Activity 17 Three steps

Allow about 15 minutes

You’ll now practise the three-step method.

Read through the whole passage below at your normal speed, without stopping. Even if you come to difficult words that you don’t understand, just keep going.

Regular Car Maintenance

It is very important to maintain your car properly, especially in the winter months and if you make many long journeys on motorways. Proper car-care and regular servicing are essential elements to protect you and your passengers.

Getting to know your car

Familiarise yourself with your vehicle. Check the handbook to know exactly what the warning and hazard lights signify. Ensure that you know the location of the spare wheel and jacking points. Never jack up a car except at the proper jacking point. It is not safe to prop up a car on bricks or planks of wood; it may fall over, or roll onto you or someone else.

Tyres
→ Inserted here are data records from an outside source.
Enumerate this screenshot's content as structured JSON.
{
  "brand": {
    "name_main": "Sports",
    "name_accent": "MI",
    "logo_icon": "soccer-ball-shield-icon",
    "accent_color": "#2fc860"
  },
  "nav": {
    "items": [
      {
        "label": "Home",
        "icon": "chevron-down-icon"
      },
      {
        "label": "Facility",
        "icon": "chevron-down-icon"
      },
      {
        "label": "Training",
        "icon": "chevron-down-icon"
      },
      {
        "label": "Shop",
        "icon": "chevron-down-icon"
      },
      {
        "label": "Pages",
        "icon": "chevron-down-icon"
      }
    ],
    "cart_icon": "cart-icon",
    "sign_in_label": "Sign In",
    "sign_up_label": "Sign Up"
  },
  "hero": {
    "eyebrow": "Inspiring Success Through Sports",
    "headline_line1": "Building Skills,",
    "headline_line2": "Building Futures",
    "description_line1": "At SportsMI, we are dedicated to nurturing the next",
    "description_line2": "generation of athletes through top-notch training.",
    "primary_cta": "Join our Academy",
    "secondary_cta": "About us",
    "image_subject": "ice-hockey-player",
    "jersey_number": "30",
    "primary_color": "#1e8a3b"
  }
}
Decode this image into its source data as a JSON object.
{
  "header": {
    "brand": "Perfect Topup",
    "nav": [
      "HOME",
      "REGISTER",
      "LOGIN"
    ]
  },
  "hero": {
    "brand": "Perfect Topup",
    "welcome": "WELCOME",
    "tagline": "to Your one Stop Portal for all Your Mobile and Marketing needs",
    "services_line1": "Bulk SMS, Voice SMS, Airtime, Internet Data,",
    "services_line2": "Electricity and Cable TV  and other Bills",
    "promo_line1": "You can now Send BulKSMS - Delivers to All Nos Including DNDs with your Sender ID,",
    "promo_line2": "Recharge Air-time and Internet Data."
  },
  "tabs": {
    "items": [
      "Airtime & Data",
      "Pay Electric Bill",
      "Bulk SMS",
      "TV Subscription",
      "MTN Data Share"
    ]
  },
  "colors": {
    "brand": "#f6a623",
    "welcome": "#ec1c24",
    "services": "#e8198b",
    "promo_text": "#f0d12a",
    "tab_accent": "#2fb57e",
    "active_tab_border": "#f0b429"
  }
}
Make weekly checks on the tyre pressures and visual examinations for sharp and penetrative objects in the treads of the tyres. Ensure that you replace tyres that do not meet the minimum legal requirements. Failure to do so could result in prosecution, but might also endanger you and other road users. Never drive on tyres that are below the legal limits as you could skid.

Coolant system

Ensure that the coolant system is topped up to the correct level with the correct coolant. Never attempt to add coolant whilst the engine is hot as this may result in scalding accidents.

Oil

Check the oil level at least every month and under your car where you park regularly to make a visual inspection for leakages. Use the dipstick to ensure that the oil is topped up slowly to the correct level – the vehicle handbook will help – and only add extra oil when the car is safely parked on a level surface, and when the engine has been switched off for at least ten minutes. Never leave patches of spilt oil on the ground as these could cause accidents.

Now try the three-step method.

You have already done Step 1 which is to read sections of the text in a steady way without stopping.

So, now try Step 2. Read it through again.

Then Step 3. Note down any words or short sections of the text that you don’t understand. You can look up any words you don’t know in a dictionary later.

You can type text here, but this facility requires a free OU account. Sign in or register.
Interactive feature not available in single page view (see it in standard view).
FSE_1

Take your learning further

Making the decision to study can be a big step, which is why you'll want a trusted University. The Open University has nearly 50 years’ experience delivering flexible learning and 170,000 students are studying with us right now. Take a look at all Open University courses.

If you are new to university level study, find out more about the types of qualifications we offer, including our entry level Access courses and Certificates.

Not ready for University study then browse over 900 free courses on OpenLearn and sign up to our newsletter to hear about new free courses as they are released.

Every year, thousands of students decide to study with The Open University. With over 120 qualifications, we’ve got the right course for you.

Request an Open University prospectus